Interface dataset entries
= Beginning of Section =

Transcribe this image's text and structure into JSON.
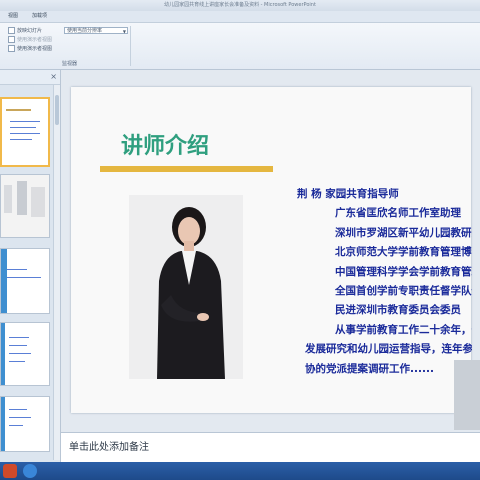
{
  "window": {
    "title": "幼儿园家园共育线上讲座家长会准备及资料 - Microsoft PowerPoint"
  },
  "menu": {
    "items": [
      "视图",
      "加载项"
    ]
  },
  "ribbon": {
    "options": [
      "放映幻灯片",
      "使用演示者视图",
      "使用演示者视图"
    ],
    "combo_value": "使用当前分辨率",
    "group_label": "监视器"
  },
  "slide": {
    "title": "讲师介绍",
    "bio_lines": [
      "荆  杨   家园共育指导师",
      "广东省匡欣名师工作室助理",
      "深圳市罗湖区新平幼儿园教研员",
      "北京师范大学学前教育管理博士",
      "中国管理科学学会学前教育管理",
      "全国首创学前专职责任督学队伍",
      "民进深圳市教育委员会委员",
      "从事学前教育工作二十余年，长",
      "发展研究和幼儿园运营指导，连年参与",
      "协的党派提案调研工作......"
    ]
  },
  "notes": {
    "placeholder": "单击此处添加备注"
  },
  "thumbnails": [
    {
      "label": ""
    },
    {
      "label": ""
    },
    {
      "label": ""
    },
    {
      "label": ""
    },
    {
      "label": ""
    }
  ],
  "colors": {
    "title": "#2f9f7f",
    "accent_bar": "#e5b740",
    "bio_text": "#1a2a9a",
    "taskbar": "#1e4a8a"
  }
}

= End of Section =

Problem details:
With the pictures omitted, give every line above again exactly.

Solution for this exercise:
Transcribe this image's text and structure into JSON.
{
  "window": {
    "title": "幼儿园家园共育线上讲座家长会准备及资料 - Microsoft PowerPoint"
  },
  "menu": {
    "items": [
      "视图",
      "加载项"
    ]
  },
  "ribbon": {
    "options": [
      "放映幻灯片",
      "使用演示者视图",
      "使用演示者视图"
    ],
    "combo_value": "使用当前分辨率",
    "group_label": "监视器"
  },
  "slide": {
    "title": "讲师介绍",
    "bio_lines": [
      "荆  杨   家园共育指导师",
      "广东省匡欣名师工作室助理",
      "深圳市罗湖区新平幼儿园教研员",
      "北京师范大学学前教育管理博士",
      "中国管理科学学会学前教育管理",
      "全国首创学前专职责任督学队伍",
      "民进深圳市教育委员会委员",
      "从事学前教育工作二十余年，长",
      "发展研究和幼儿园运营指导，连年参与",
      "协的党派提案调研工作......"
    ]
  },
  "notes": {
    "placeholder": "单击此处添加备注"
  },
  "thumbnails": [
    {
      "label": ""
    },
    {
      "label": ""
    },
    {
      "label": ""
    },
    {
      "label": ""
    },
    {
      "label": ""
    }
  ],
  "colors": {
    "title": "#2f9f7f",
    "accent_bar": "#e5b740",
    "bio_text": "#1a2a9a",
    "taskbar": "#1e4a8a"
  }
}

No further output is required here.